Indeed, The Watch would have been third based on Fri-Sun performance, as Brave recorded a $2.5m (£1.6m) tally in its third weekend for $28.5m (£17.9m) to date. Disney/Pixar’s latest even defeated Total Recall on Saturday and Sunday, with the sci-fi reboot coming out victorious on Friday. Interestingly, 69% of Brave’s result came from 2D screens.

Ted continues to impress in the UK, as Universal’s comedy notched an estimated $1.6m (£1m) to add to its almighty haul which now stands at $44.1m (£28.1m) after five weeks in play.

If that total holds up, it’ll mark Ted’s fifth straight £1m (or above) weekend in the UK, and will result in it becoming Universal’s second biggest release in the UK since 2007, behind Mamma Mia. Historically, it’s Universal’s third best-ever performance in the territory, behind Mamma Mia and Notting Hill.

Lionsgate’s The Possession spooked its way to a solid $1.5m (£975,000) debut from its 375 screens.
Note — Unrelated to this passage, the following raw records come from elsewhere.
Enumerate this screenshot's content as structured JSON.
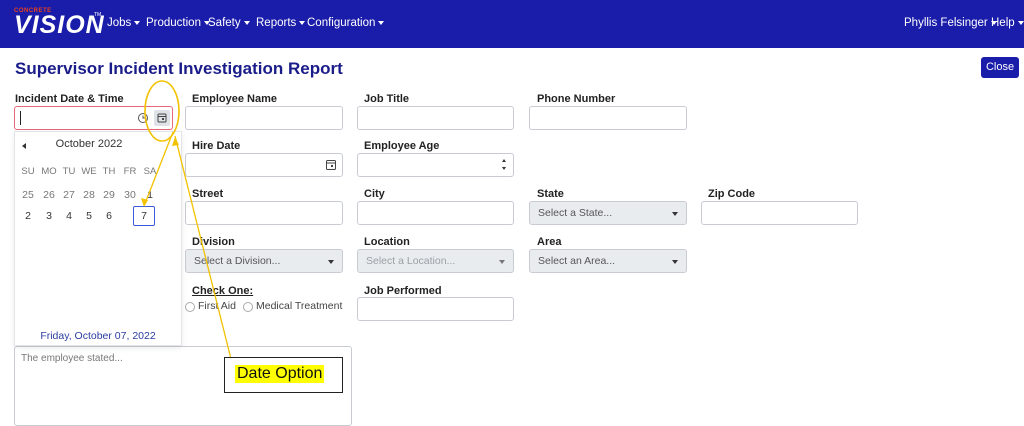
{
  "app": {
    "logo_small": "CONCRETE",
    "logo_big": "VISION",
    "logo_tm": "TM"
  },
  "nav": {
    "items": [
      "Jobs",
      "Production",
      "Safety",
      "Reports",
      "Configuration"
    ],
    "user": "Phyllis Felsinger",
    "help": "Help"
  },
  "page": {
    "title": "Supervisor Incident Investigation Report",
    "close_label": "Close"
  },
  "form": {
    "incident_date_label": "Incident Date & Time",
    "incident_date_value": "",
    "employee_name_label": "Employee Name",
    "job_title_label": "Job Title",
    "phone_label": "Phone Number",
    "hire_date_label": "Hire Date",
    "employee_age_label": "Employee Age",
    "street_label": "Street",
    "city_label": "City",
    "state_label": "State",
    "state_placeholder": "Select a State...",
    "zip_label": "Zip Code",
    "division_label": "Division",
    "division_placeholder": "Select a Division...",
    "location_label": "Location",
    "location_placeholder": "Select a Location...",
    "area_label": "Area",
    "area_placeholder": "Select an Area...",
    "check_one_label": "Check One:",
    "radio_first_aid": "First Aid",
    "radio_medical": "Medical Treatment",
    "job_performed_label": "Job Performed",
    "statement_placeholder": "The employee stated..."
  },
  "calendar": {
    "month_label": "October 2022",
    "weekdays": [
      "SU",
      "MO",
      "TU",
      "WE",
      "TH",
      "FR",
      "SA"
    ],
    "week1": [
      "25",
      "26",
      "27",
      "28",
      "29",
      "30",
      "1"
    ],
    "week2": [
      "2",
      "3",
      "4",
      "5",
      "6",
      "7"
    ],
    "selected_day": "7",
    "footer": "Friday, October 07, 2022"
  },
  "annotation": {
    "callout": "Date Option",
    "color": "#f2c200"
  },
  "colors": {
    "navbar": "#1a1caa",
    "title": "#1a1c8a",
    "focus_border": "#e8687a",
    "selected_day_border": "#3b5bdb"
  }
}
The Sam Raimi-produced horror, which received its European premiere at last week’s FrightFest, acheived a decent average of around $4,100 (£2,600) to go along with its above-average US opening of $18m.

Also for Lionsgate, Keith Lemon: The Film has taken $4.0m (£2.5m) after ten days in play, following a $590,000 (£371,000) weekend; The Expendables 2 stands at $8.8m (£5.5m) after three weeks.

Universal’s The Bourne Legacy has amassed $15.7m (£10m) after a $1.2m (£742,000) third weekend.

Disney’s A Few Best Men charted 11th after a $418,823 (£263,709) debut, resulting in director Stephan Elliott’s second-best opening in the UK behind Easy Virtue’s $541,735 (£341,099) bow in 2008.

Picturehouse/Revolver’s critically acclaimed documentary The Imposter continued to build on its strong opening weekend with $337,810 (£212,680) second weekend after it expanded to 77 screens. It currently stands at $1.1m (£689,547) , with the £700,000 mark set to be hit this afternoon.

Fox’s Diary Of A Wimpy Kid: Dog Days is now the highest grosser of the series in the UK with a $11.1m (£7.0m) tally to date.

Among the batch of FrightFest titles - as well as The Possession - released this week following the 13th edition, StudioCanal’s Cockneys Vs. Zombies took $13,008 (£8,189) from its ten sites, while Artificial Eye’s Berberian Sound Studio took $72,752 (£45,785) from its 23 screens, including previews.

This week sees saturation releases for Universal’s Anna Karenina, Entertainment’s Dredd 3D, Momentum’s Lawless and Sony’s That’s My Boy. Metrodome’s St. George’s Day receives a wide release, while Vertigo’s A Night In The Woods and New Wave’s Tabu are among the films receiving a limited release.